▶ Items from a data source

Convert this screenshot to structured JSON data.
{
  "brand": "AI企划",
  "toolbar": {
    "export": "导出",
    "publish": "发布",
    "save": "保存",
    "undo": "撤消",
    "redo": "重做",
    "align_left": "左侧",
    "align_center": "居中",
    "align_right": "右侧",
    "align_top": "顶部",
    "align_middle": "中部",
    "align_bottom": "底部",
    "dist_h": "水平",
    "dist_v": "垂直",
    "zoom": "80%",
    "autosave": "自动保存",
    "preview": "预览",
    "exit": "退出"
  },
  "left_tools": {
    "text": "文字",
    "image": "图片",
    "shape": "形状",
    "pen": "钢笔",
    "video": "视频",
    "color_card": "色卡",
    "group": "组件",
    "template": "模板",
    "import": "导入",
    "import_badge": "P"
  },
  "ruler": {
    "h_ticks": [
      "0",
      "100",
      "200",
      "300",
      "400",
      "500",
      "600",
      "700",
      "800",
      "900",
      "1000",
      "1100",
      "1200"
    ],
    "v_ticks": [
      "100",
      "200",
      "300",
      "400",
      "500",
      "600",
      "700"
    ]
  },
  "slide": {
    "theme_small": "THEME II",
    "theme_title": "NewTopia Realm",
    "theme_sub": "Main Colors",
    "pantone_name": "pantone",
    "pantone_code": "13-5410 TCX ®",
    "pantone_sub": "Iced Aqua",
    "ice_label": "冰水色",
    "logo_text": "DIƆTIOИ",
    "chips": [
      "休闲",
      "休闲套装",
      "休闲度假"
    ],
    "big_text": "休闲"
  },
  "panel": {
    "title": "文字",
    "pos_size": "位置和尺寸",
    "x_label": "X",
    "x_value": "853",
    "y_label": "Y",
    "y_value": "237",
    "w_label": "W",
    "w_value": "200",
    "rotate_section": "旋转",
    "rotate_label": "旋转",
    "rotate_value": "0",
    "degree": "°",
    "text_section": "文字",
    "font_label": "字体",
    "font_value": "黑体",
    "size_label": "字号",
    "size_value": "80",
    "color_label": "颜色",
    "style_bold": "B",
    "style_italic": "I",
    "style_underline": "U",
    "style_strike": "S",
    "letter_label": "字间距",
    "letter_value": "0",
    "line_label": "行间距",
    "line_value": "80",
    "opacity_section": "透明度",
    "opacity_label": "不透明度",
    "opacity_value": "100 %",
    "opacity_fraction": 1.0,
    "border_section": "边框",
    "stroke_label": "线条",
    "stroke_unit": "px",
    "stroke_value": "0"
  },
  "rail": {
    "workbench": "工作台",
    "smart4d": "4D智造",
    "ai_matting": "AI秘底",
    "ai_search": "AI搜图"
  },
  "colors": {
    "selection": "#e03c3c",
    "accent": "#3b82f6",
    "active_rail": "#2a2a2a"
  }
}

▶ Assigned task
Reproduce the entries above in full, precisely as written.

▶ Output of the exercise
Convert this screenshot to structured JSON data.
{
  "brand": "AI企划",
  "toolbar": {
    "export": "导出",
    "publish": "发布",
    "save": "保存",
    "undo": "撤消",
    "redo": "重做",
    "align_left": "左侧",
    "align_center": "居中",
    "align_right": "右侧",
    "align_top": "顶部",
    "align_middle": "中部",
    "align_bottom": "底部",
    "dist_h": "水平",
    "dist_v": "垂直",
    "zoom": "80%",
    "autosave": "自动保存",
    "preview": "预览",
    "exit": "退出"
  },
  "left_tools": {
    "text": "文字",
    "image": "图片",
    "shape": "形状",
    "pen": "钢笔",
    "video": "视频",
    "color_card": "色卡",
    "group": "组件",
    "template": "模板",
    "import": "导入",
    "import_badge": "P"
  },
  "ruler": {
    "h_ticks": [
      "0",
      "100",
      "200",
      "300",
      "400",
      "500",
      "600",
      "700",
      "800",
      "900",
      "1000",
      "1100",
      "1200"
    ],
    "v_ticks": [
      "100",
      "200",
      "300",
      "400",
      "500",
      "600",
      "700"
    ]
  },
  "slide": {
    "theme_small": "THEME II",
    "theme_title": "NewTopia Realm",
    "theme_sub": "Main Colors",
    "pantone_name": "pantone",
    "pantone_code": "13-5410 TCX ®",
    "pantone_sub": "Iced Aqua",
    "ice_label": "冰水色",
    "logo_text": "DIƆTIOИ",
    "chips": [
      "休闲",
      "休闲套装",
      "休闲度假"
    ],
    "big_text": "休闲"
  },
  "panel": {
    "title": "文字",
    "pos_size": "位置和尺寸",
    "x_label": "X",
    "x_value": "853",
    "y_label": "Y",
    "y_value": "237",
    "w_label": "W",
    "w_value": "200",
    "rotate_section": "旋转",
    "rotate_label": "旋转",
    "rotate_value": "0",
    "degree": "°",
    "text_section": "文字",
    "font_label": "字体",
    "font_value": "黑体",
    "size_label": "字号",
    "size_value": "80",
    "color_label": "颜色",
    "style_bold": "B",
    "style_italic": "I",
    "style_underline": "U",
    "style_strike": "S",
    "letter_label": "字间距",
    "letter_value": "0",
    "line_label": "行间距",
    "line_value": "80",
    "opacity_section": "透明度",
    "opacity_label": "不透明度",
    "opacity_value": "100 %",
    "opacity_fraction": 1.0,
    "border_section": "边框",
    "stroke_label": "线条",
    "stroke_unit": "px",
    "stroke_value": "0"
  },
  "rail": {
    "workbench": "工作台",
    "smart4d": "4D智造",
    "ai_matting": "AI秘底",
    "ai_search": "AI搜图"
  },
  "colors": {
    "selection": "#e03c3c",
    "accent": "#3b82f6",
    "active_rail": "#2a2a2a"
  }
}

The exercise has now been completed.